Eric Westervelt, NPR
Iraqi tanks are still part of the landscape in Baghdad's Sadr City.
Iraqi tanks are still part of the landscape in Baghdad's Sadr City. Eric Westervelt, NPR
After weeks of sometimes fierce combat in Sadr City, American and Iraqi soldiers are starting to rebuild the southern sector of the Shiite slum.
The goal is to make the southern area a model for the rest of Sadr City, which remains a hotbed of anti-American sentiment.
U.S. commanders are working to jumpstart Iraqi civilian government involvement. But so far it's mostly been an American-led effort.
Iraqi tanks and concrete blast walls guard southern Sadr City along al Quds Street, which the Americans call "Route Gold."
The temperature soared well over 100 on a recent day. But in a hallway of a makeshift outpost of bullet-riddled buildings, Iraqi and American soldiers in full battle gear perked up in the heat: Maj. Gen. Jeffery Hammond, commander of Baghdad forces, was awarding five Americans the Bronze Star.
The fighting is not over in Sadr City. While the general pinned medals on the soldiers, an armored vehicle was positioned to block potential sniper fire into the hallway.
But the fighting has calmed down enough, for now, that Americans are aggressively turning attention to rebuilding the southern section of Sadr City, called Jameela.
"What the people are telling us is that they're sick of the fighting, they're tired of the fighting," says Lt. Col. Frank Curtis, who commands the 432 Civil Affairs Battalion. "They want to go back to a normal life. They're asking the coalition forces to get them just a normal life."
Curtis' unit is spearheading reconstruction efforts, including an office where locals can file compensation claims. So far, more 30 Iraqis have filed and eight claims for property damage have been paid out.
Jameela is home to Baghdad's largest wholesale vegetable and fruit market — part of which was burned and badly damaged during recent fighting. The U.S. is helping to get this key economic engine back up. New lights are being installed on main road next to the market.
Across Iraq, American funded local security groups, mainly formed in Sunni areas, have proved key to taming the insurgency. An effort is now underway to hire 270 locals for a Shiite "Sons of Iraq." Hammond is working with local Sheiks to try to move the process into high gear.

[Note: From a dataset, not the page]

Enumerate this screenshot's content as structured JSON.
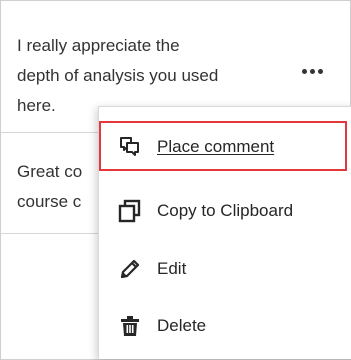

The Americans recently offered a free medical clinic. Iraqi soldiers have been handing out American humanitarian assistance packages, including clothing, shoes and other goods. But so far, it has largely been a U.S.-led and American-funded effort.
The military has funded a temporary program to pick up trash, but basic sewage, trash and electricity services remain shoddy — and there are fears that American efforts to fix things could end up weakening the Iraqi government in the eyes of locals.
A U.S. team is reaching out to the municipal and neighborhood governments and the mayor of Baghdad, but so far, Lt. Col. Dennis Kennedy says, it has been a struggle.
"We continue to engage them, we do talk to them on the phone," Kennedy says of local officials. "We do encourage them to come meet with us."
Throughout the U.S. war in Iraq, a senior commander has often been required to deliver a message face to face. So Gen. Hammond made a surprise visit to an Iraqi army base and talked to Maj. Gen. Muntheer, the commander of the Iraqi Army's 11th Division.
"We need to call the mayor and have him meet us here tomorrow so he can demonstrate leadership right here," Hammond said.
"We'll call the mayor, yes," the Iraqi general told his American counterpart.
Hammond then tapped his hand gently on the knee of Muntheer to emphasize his point.
"He needs to know that we'll be here at nine o'clock and we'll be very disappointed if he can't be here at nine," Hammond said. "The prime minister needs this to happen."
While the reconstruction for this southern section of Sadr City is slowly taking off, the strategy leaves out a massive section of the Shiite slum.
The northern area — the biggest piece of Sadr City — is still firmly in the hands of Muqtada al Sadr's Mehdi Army militia.
Sadr has made efforts to restore the chronically shoddy services there central to his movement's growth and power. Commanders say any rebuilding effort northward will proceed only as security conditions allow. As one commander put it: "I'm a realist ... We need to control what we can control."